Adapted by Matthew Spangler from the novel by Khaled Hosseini
Nottingham Playhouse/Liverpool Everyman and Playhouse
03 October 2017 to 07 October 2017
Khaled Hosseini’s 2003 novel has sold more than 31m copies in 60 languages, was made into a hugely successful film and now there’s this stage version, originating a couple of years ago as a co-production between Nottingham and Liverpool Playhouses and arriving here via a couple of UK tours and a West End run.
It tells the rite of passage story of Amir (David Ahmad), a young boy from Kabul and his friend Hassan (Jo Ben Ayed) against a backdrop of events from the Soviet military intervention, the exodus of refugees to Pakistan and the United States, and the rise of the Taliban regime.
The two boys grow up in the same household, Amir the son of an affluent widowed father, Hassan ostensibly the son of the father's trusted servant.
The boys play around the neighbourhood and fly kites but their lives follow very different paths after an act of childhood betrayal casts a guilty shadow over Amir's life.

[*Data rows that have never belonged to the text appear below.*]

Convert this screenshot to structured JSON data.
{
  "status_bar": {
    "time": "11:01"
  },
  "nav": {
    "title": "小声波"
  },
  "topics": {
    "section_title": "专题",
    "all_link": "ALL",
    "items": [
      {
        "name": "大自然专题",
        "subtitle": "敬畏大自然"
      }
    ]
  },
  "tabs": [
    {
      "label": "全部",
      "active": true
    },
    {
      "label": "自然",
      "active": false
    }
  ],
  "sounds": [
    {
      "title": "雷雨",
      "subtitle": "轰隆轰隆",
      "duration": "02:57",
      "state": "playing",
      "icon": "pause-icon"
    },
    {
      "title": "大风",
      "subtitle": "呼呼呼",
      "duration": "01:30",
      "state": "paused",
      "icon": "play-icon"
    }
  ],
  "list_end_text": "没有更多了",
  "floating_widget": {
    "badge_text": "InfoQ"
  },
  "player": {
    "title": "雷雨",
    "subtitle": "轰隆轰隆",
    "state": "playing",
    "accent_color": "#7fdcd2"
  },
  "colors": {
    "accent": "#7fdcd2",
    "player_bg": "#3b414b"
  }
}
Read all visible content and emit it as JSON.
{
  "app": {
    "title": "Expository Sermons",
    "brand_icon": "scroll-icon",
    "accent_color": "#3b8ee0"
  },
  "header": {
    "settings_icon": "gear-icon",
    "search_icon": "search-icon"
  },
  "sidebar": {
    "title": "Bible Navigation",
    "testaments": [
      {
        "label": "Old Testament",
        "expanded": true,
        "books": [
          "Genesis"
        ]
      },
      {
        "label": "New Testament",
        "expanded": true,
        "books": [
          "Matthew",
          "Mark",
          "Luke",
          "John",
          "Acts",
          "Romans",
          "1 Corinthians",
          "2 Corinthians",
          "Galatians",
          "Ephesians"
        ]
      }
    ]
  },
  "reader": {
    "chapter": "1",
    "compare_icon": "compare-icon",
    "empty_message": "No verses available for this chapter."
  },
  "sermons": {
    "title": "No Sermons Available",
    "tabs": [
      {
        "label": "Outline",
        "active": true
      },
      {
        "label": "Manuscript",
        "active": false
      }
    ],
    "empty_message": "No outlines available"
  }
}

As the political situation worsens, Amir and his father relocate to California and new, very different, lives and, in the final section of the narrative, Amir unexpectedly has opportunity for redemption and making amends for past wrongs.
As page-to-stage goes it’s a reasonably successful condensing of an epic novel.
It’s had highly favourable reviews while it has been out and about over the past couple of years and it isn’t difficult to see why – the performances are solid, there’s a cast of 13 doing their stuff, plus tabla player Hanif Khan providing evocative live music that punctuates and underscores, and it’s played on a simple but practical set of a curved ramp backed by sort-of skyscraper images with a giant kite-shaped structure that comes and goes to divide the space into more intimate areas. It’s also been directed with concern for the text.
The problem here however is that from an artistic standpoint it’s in the wrong theatre.
The coaches were lined up all around The Lowry and afterwards it was difficult to exit through the double parked parents’ cars, so it’s obviously a set text of some kind, which is no doubt why it needs the seats to put the young bums on.
But in the Lyric’s 2,000-ish auditorium the production itself is having difficulty communicating with the intensity the piece demands. Every play here needs miking, this isn’t and with over-amplified instrumentals it just emphasises the lack of volume on the vocals.
The cast are coping well and the piece still comes across as a potent drama but either more technical help or a smaller theatre is what's really needed.
Reviewer: Alan Hulme